### Requirement
Say how many lines of the records include the string "screenshot". Nothing else belongs in the answer.

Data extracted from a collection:
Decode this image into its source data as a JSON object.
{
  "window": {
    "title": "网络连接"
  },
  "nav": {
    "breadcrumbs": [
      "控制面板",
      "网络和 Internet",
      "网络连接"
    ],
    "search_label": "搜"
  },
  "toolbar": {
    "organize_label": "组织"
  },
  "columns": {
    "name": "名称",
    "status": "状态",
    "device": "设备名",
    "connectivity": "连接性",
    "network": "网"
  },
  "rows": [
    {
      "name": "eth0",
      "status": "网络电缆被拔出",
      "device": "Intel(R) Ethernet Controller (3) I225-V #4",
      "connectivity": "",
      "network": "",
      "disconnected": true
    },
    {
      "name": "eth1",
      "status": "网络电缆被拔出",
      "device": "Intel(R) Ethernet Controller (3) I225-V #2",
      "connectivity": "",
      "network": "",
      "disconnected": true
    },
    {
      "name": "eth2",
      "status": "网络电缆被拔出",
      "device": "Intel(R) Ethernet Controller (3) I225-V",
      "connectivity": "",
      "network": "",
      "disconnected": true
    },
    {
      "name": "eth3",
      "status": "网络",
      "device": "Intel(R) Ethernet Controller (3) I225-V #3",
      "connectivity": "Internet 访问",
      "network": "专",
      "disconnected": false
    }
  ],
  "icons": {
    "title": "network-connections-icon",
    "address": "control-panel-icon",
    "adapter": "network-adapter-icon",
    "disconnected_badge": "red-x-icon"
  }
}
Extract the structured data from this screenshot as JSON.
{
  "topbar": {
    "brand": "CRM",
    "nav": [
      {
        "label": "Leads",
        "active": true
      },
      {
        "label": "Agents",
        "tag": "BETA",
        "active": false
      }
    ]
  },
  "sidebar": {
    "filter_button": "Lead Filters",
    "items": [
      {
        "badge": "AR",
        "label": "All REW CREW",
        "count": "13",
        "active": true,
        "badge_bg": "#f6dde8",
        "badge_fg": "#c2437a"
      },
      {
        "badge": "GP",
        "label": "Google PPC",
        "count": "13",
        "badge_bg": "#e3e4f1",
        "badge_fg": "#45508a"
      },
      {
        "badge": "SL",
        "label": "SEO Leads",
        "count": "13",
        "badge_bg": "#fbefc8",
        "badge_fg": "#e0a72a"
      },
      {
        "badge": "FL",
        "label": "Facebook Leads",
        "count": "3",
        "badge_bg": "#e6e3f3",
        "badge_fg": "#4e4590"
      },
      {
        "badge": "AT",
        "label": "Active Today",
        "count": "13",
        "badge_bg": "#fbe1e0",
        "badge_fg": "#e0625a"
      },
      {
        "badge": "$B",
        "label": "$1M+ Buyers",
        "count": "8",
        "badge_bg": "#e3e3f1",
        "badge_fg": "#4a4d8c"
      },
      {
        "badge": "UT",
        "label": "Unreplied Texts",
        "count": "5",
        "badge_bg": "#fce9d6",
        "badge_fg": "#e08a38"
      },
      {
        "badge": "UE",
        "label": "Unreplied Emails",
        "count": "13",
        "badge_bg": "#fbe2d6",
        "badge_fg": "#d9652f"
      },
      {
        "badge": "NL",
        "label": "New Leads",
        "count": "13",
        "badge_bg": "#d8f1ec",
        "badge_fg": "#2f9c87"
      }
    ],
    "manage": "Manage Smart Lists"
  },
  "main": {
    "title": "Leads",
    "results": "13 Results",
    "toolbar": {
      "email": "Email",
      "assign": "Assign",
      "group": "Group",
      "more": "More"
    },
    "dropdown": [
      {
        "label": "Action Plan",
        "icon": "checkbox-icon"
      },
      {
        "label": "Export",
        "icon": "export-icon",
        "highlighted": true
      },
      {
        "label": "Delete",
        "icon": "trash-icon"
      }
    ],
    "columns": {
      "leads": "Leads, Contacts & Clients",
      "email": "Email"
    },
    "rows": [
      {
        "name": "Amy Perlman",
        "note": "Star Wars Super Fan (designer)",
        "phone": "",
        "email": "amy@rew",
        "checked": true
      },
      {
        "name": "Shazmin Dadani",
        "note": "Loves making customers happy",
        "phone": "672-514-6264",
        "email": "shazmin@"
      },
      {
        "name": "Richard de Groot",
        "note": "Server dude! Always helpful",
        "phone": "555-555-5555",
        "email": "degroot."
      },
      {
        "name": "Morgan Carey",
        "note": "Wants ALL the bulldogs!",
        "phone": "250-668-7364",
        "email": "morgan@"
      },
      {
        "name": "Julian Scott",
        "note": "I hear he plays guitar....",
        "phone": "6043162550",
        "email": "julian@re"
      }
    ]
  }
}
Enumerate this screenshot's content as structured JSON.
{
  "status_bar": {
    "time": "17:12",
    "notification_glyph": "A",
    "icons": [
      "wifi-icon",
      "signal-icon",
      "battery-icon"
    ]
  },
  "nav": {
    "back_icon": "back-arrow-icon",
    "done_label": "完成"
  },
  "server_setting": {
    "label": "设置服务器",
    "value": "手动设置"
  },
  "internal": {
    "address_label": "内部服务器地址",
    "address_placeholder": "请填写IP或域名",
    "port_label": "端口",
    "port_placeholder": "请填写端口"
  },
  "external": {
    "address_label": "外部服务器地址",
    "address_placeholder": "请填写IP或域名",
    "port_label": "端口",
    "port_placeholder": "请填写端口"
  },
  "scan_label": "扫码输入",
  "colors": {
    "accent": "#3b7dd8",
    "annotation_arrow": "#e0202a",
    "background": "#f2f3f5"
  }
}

### Output of the exercise
2